Collection entries:

= Beginning of Section =

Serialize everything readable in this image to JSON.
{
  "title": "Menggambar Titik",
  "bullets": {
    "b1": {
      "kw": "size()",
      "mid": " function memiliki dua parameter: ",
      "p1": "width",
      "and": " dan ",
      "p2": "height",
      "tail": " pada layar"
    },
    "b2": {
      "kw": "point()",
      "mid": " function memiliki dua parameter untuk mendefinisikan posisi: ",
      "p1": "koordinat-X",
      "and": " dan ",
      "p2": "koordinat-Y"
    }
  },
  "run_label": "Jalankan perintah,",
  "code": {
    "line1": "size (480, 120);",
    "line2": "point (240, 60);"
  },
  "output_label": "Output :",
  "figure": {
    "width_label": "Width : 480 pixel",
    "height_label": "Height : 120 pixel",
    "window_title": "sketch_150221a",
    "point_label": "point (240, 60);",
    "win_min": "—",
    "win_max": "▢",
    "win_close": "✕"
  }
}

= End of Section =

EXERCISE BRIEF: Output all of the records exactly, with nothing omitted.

EXPECTED OUTPUT:
Serialize everything readable in this image to JSON.
{
  "title": "Menggambar Titik",
  "bullets": {
    "b1": {
      "kw": "size()",
      "mid": " function memiliki dua parameter: ",
      "p1": "width",
      "and": " dan ",
      "p2": "height",
      "tail": " pada layar"
    },
    "b2": {
      "kw": "point()",
      "mid": " function memiliki dua parameter untuk mendefinisikan posisi: ",
      "p1": "koordinat-X",
      "and": " dan ",
      "p2": "koordinat-Y"
    }
  },
  "run_label": "Jalankan perintah,",
  "code": {
    "line1": "size (480, 120);",
    "line2": "point (240, 60);"
  },
  "output_label": "Output :",
  "figure": {
    "width_label": "Width : 480 pixel",
    "height_label": "Height : 120 pixel",
    "window_title": "sketch_150221a",
    "point_label": "point (240, 60);",
    "win_min": "—",
    "win_max": "▢",
    "win_close": "✕"
  }
}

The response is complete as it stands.